NC State Team Finds Solution for Sweetpotato Problem
An NC State team led by Jonathan Schultheis has determined a new curing process that greatly reduces internal necrosis in Covington sweetpotatoes. This will save N.C. sweetpotato producers millions of dollars in crop loss.
New Grants Support Microbiome and Resiliency Studies
Christine Hawkes and Kevin Garcia recently received separate federal grants to study plant and soil microbiomes to understand how the soil captures carbon and how symbiotic root fungi help legumes get potassium. This research will improve the resiliency of agriculture.
For the Next Agricultural Revolution, Look to the Microbiome
A national task force led by scientists with NC State ties says the plant microbiome could be key to unlocking the agricultural revolution needed to feed a fast-growing world population.
Using Leaf Fungi to Improve Crop Resilience
An interdisciplinary team led by Christine Hawkes is identifying beneficial fungi found in five key crops with the aim of using them to help plants fend off diseases and tolerate drought stress.
CALS Researchers Return to the Bench and Field
As NC State ramps up the Research Restart process, here’s how three researchers from across the College of Agriculture and Life Sciences are returning to the lab bench and test field after time away due to COVID-19.
Low-Cost Cameras Could Be Sensors to Remotely Monitor Crop Stress
Researchers from CALS and COE, led by postdoctoral research scholar Paula Ramos-Giraldo, have worked together to construct a low-cost camera system to monitor crop stress remotely. Their StressCam will aid researchers, plant breeders and ultimately farmers.
NC State Spin-off TreeCo To Breed a Better Forest
TreeCo, start-up company founded by by two NC State researchers, is setting out to revolutionize the forestry industry by combining insights from tree genetics with the power of genome editing.
Big Data for Better Sweetpotatoes
An interdisciplinary team led by Cranos Williams is setting out on a three-year project to use artificial intelligence to make sweetpotatoes even more profitable.

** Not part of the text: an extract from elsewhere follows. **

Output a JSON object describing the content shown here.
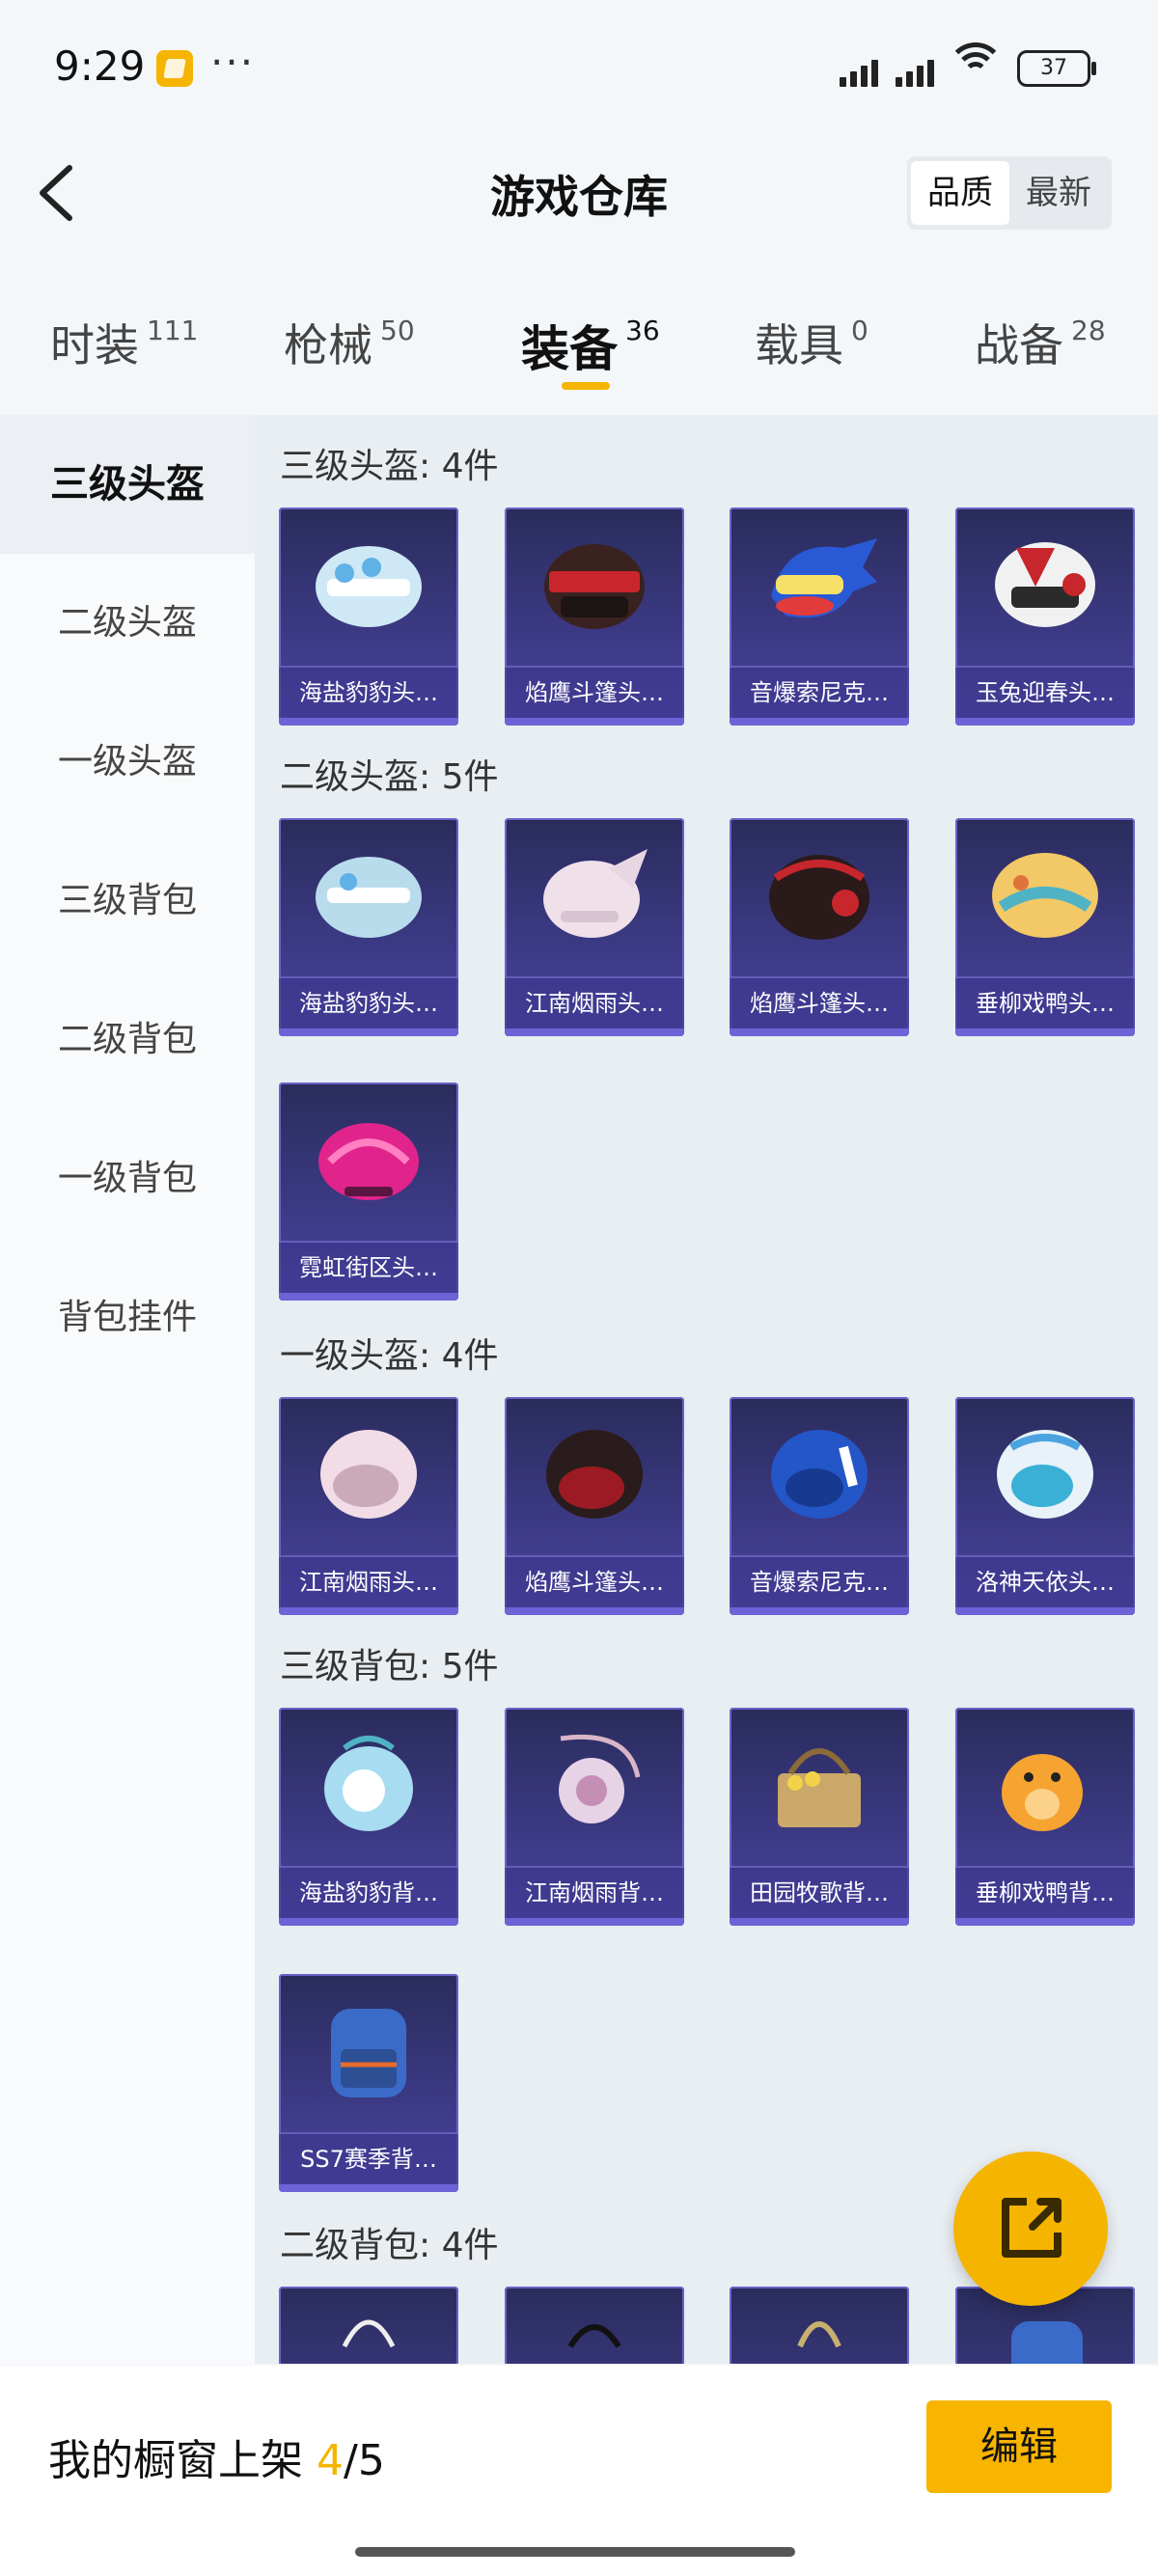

The team will image hundreds of thousands of sweetpotatoes to increase the percentage of sweetpotatoes grown that are USDA grade 1.
CRISPR Plants: New Non-GMO Method to Edit Plants
Wusheng Liu has developed a new way to get CRISPR/Cas9 into plant cells without inserting foreign DNA. This will allow for precise genetic deletions or replacements for specialty crops, without GMO regulatory hurdles.
NC State Researchers Continue Improving Sweetpotatoes for Africa
Craig Yencho and his team recently received part of a grant from the Bill & Melinda Gates Foundation to continue their work improving sweetpotatoes in Sub-Saharan Africa. The genomic tools developed through the three-year, $15-million-dollar grant will also improve sweetpotato breeding for North Carolina farmers.